Her territory spans Monterey County south of San Francisco, all the way north to Eureka. Her responsibilities include ride-days with distributor reps, cold calling to get new products in front of different clinics, and training on products, whether through breakfast meetings or lunch-and-learns with staff.

“Because we have such large territories, we don’t get face-to-face meetings with hospitals as frequently as distributor reps,” Amanda said. “So, I lean on my distributor reps who have those stronger relationships, because they’re in the clinics weekly; I see them maybe every other month. Having them be able to give us a warm welcome or bring us in and be seen with them breaks down the walls of the accounts. With them, I can get more done faster because I don’t have to break down the walls myself.”

Like Mike, Amanda can see from her daily interactions that veterinarians are overwhelmed with everything that’s been thrown at them, from staff turnover to completely altering how they operate on a day-to-day basis. “It’s been a challenge trying to help them make changes with a product while they’re already making so many other changes,” she said. “I’ve really had to rely on the relationships that I’ve made in the years before COVID, as well as just persistence, and, seeing them as regularly as I can so that they have that trust and respect, not just as a sales rep but also as a business partner. Sometimes sales reps can be known for turn and burn. They just want to get the sale and walk away. But I think about it from a longevity mindset, which is something I got from my dad.”

Amanda said watching how her father interacted with clients, and the trust he built with them, played a big role in the success that she’s seen as a manufacturer rep. “He always told me that anyone you meet in the clinic could be a future decision maker, whether it’s next week or in a couple of years, so treat everyone with respect. That’s probably the truest advice I’ve ever received from him in the industry.

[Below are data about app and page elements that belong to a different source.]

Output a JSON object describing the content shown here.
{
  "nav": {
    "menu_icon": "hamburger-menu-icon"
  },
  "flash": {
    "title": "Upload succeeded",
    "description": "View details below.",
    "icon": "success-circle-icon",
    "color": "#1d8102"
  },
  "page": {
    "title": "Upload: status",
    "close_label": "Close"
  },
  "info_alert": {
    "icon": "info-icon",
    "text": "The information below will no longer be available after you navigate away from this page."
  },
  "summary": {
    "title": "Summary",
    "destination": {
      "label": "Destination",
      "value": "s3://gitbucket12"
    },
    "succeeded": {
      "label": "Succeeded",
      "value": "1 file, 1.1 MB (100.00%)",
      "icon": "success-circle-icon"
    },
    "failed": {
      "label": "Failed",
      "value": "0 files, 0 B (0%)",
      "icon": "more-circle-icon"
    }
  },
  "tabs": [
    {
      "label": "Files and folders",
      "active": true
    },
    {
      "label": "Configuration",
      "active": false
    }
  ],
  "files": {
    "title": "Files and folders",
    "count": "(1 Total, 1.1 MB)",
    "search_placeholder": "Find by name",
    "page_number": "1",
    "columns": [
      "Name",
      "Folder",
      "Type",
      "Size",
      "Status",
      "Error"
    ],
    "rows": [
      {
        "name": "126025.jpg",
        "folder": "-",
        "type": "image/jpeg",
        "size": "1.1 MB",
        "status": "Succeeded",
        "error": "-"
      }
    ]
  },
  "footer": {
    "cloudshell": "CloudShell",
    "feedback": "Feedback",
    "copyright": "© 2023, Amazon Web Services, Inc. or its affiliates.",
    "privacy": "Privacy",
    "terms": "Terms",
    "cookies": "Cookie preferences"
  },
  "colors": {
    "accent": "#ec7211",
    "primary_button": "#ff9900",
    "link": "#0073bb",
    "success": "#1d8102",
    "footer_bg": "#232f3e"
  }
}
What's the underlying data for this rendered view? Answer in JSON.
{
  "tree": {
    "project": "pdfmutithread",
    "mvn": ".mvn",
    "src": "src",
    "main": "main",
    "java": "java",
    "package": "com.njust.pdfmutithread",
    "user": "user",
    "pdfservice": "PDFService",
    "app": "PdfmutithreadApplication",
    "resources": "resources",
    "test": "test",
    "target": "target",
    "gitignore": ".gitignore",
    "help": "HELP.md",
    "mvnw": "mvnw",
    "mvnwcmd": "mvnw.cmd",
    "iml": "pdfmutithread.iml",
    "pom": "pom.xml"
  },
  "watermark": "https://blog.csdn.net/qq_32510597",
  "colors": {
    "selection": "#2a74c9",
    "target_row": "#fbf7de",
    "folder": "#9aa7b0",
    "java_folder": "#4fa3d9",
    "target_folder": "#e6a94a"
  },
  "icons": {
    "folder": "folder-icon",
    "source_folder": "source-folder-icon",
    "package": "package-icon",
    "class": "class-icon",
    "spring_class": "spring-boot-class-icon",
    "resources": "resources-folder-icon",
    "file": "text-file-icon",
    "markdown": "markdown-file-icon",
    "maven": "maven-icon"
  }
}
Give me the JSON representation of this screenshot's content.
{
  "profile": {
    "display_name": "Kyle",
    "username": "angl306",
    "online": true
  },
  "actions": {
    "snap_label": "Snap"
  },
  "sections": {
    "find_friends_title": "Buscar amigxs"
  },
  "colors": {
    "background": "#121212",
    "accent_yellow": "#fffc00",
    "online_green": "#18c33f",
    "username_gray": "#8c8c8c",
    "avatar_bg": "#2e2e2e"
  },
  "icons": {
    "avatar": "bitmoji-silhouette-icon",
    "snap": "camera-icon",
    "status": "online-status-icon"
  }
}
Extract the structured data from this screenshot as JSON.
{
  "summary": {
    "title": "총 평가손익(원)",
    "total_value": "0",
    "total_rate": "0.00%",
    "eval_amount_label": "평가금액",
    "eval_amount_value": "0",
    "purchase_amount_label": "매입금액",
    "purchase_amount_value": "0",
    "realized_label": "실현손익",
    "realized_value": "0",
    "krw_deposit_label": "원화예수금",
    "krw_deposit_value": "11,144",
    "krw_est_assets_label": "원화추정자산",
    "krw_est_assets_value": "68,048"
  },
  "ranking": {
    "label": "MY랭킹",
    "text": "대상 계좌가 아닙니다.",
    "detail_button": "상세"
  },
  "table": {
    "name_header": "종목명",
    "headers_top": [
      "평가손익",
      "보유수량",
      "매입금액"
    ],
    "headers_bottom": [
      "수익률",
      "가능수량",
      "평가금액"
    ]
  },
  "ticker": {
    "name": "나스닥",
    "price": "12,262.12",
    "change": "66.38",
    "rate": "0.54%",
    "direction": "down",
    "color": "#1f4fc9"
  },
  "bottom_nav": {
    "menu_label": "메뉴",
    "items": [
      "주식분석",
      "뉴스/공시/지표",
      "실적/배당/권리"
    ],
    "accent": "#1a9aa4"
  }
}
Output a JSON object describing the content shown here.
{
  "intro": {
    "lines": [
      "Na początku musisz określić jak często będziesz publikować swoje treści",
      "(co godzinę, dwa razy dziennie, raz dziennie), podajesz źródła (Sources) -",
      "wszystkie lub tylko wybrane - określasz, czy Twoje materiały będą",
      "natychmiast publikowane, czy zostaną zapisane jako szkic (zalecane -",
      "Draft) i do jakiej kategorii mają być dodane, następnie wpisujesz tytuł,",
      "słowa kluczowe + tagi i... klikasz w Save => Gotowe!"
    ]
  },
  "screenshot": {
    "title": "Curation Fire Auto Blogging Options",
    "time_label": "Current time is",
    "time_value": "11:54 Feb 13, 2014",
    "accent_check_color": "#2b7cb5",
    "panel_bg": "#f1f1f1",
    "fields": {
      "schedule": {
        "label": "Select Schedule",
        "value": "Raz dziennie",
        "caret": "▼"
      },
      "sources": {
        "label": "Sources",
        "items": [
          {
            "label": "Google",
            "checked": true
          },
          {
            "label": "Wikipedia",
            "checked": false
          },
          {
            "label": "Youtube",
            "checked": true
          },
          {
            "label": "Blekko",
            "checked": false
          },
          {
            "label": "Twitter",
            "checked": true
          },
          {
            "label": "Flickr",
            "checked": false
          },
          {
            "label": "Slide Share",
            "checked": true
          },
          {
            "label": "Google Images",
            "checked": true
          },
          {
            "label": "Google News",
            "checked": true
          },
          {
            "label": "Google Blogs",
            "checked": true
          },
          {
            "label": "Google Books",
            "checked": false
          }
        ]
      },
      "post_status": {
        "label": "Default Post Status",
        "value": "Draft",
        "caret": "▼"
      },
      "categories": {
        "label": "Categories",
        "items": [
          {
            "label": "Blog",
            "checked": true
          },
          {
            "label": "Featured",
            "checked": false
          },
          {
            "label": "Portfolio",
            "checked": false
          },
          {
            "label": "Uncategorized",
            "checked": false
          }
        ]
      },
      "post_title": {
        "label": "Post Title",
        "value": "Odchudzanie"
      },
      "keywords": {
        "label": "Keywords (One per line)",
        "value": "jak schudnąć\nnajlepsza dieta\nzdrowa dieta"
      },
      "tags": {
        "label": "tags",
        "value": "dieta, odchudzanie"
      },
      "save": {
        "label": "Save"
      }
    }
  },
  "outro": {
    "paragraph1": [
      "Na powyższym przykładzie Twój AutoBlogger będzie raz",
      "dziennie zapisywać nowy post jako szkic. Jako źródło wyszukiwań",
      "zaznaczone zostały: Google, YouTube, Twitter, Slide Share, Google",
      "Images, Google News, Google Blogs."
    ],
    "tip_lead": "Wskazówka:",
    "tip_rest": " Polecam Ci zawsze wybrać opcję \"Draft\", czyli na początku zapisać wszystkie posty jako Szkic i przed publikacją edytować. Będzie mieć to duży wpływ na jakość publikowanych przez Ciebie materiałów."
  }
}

You never really know if a front staff person could be the decision maker the next week. So I’ve taken that to heart.”

Being able to grow up and hear how her father talked about different products and companies gave Amanda a bit of an upper hand coming in from college. “While I didn’t have clinical experience, I did have that experience watching my dad.”

What’s a ride-day like with Amanda and Mike? “It’s fun!” Amanda said. “Some accounts remember me from working with my dad as a kid. My dad has been in the industry for over 30 years, so he obviously talks about my brother and me with his accounts. Some will say ‘I’ve seen pictures of you over the years,’ and others don’t even realize we’re related.”